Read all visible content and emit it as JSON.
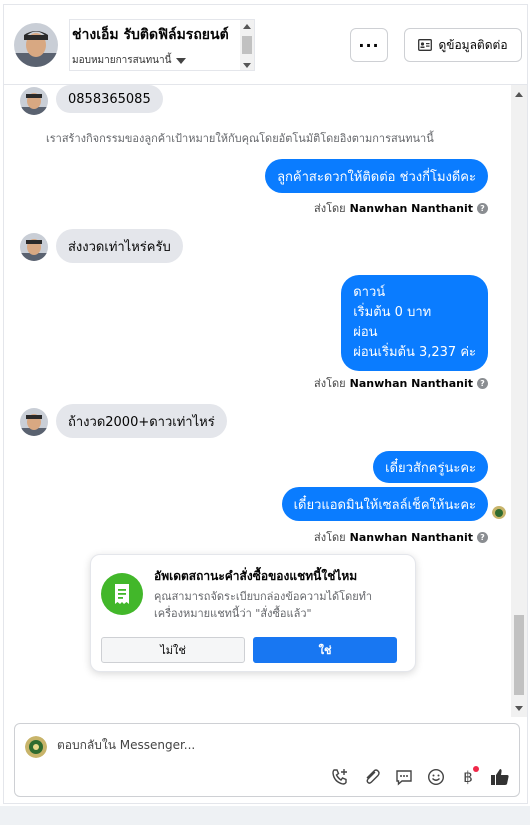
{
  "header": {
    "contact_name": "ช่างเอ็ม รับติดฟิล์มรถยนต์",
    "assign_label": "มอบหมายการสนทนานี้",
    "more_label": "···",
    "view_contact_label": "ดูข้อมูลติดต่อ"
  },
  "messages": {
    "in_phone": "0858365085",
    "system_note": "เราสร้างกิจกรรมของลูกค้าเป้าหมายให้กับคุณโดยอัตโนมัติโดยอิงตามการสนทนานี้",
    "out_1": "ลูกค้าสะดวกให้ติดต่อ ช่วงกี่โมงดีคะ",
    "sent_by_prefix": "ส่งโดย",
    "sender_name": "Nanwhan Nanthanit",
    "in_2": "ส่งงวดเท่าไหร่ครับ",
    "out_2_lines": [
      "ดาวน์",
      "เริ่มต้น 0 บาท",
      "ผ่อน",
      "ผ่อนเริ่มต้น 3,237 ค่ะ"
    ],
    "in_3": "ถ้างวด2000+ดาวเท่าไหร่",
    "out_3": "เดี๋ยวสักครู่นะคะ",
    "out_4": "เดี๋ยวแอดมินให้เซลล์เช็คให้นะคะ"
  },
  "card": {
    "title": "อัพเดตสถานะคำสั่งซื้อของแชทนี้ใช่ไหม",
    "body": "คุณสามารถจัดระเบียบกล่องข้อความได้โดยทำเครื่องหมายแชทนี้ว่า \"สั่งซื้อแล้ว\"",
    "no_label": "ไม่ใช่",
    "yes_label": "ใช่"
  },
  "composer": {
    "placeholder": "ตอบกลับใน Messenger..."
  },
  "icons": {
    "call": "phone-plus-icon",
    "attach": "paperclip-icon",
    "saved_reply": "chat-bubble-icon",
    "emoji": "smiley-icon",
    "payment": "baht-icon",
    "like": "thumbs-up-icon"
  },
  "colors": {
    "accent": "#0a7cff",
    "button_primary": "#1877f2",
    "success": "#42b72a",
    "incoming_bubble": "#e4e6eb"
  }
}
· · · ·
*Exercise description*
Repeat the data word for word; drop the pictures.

*Solution*
Read all visible content and emit it as JSON.
{
  "header": {
    "contact_name": "ช่างเอ็ม รับติดฟิล์มรถยนต์",
    "assign_label": "มอบหมายการสนทนานี้",
    "more_label": "···",
    "view_contact_label": "ดูข้อมูลติดต่อ"
  },
  "messages": {
    "in_phone": "0858365085",
    "system_note": "เราสร้างกิจกรรมของลูกค้าเป้าหมายให้กับคุณโดยอัตโนมัติโดยอิงตามการสนทนานี้",
    "out_1": "ลูกค้าสะดวกให้ติดต่อ ช่วงกี่โมงดีคะ",
    "sent_by_prefix": "ส่งโดย",
    "sender_name": "Nanwhan Nanthanit",
    "in_2": "ส่งงวดเท่าไหร่ครับ",
    "out_2_lines": [
      "ดาวน์",
      "เริ่มต้น 0 บาท",
      "ผ่อน",
      "ผ่อนเริ่มต้น 3,237 ค่ะ"
    ],
    "in_3": "ถ้างวด2000+ดาวเท่าไหร่",
    "out_3": "เดี๋ยวสักครู่นะคะ",
    "out_4": "เดี๋ยวแอดมินให้เซลล์เช็คให้นะคะ"
  },
  "card": {
    "title": "อัพเดตสถานะคำสั่งซื้อของแชทนี้ใช่ไหม",
    "body": "คุณสามารถจัดระเบียบกล่องข้อความได้โดยทำเครื่องหมายแชทนี้ว่า \"สั่งซื้อแล้ว\"",
    "no_label": "ไม่ใช่",
    "yes_label": "ใช่"
  },
  "composer": {
    "placeholder": "ตอบกลับใน Messenger..."
  },
  "icons": {
    "call": "phone-plus-icon",
    "attach": "paperclip-icon",
    "saved_reply": "chat-bubble-icon",
    "emoji": "smiley-icon",
    "payment": "baht-icon",
    "like": "thumbs-up-icon"
  },
  "colors": {
    "accent": "#0a7cff",
    "button_primary": "#1877f2",
    "success": "#42b72a",
    "incoming_bubble": "#e4e6eb"
  }
}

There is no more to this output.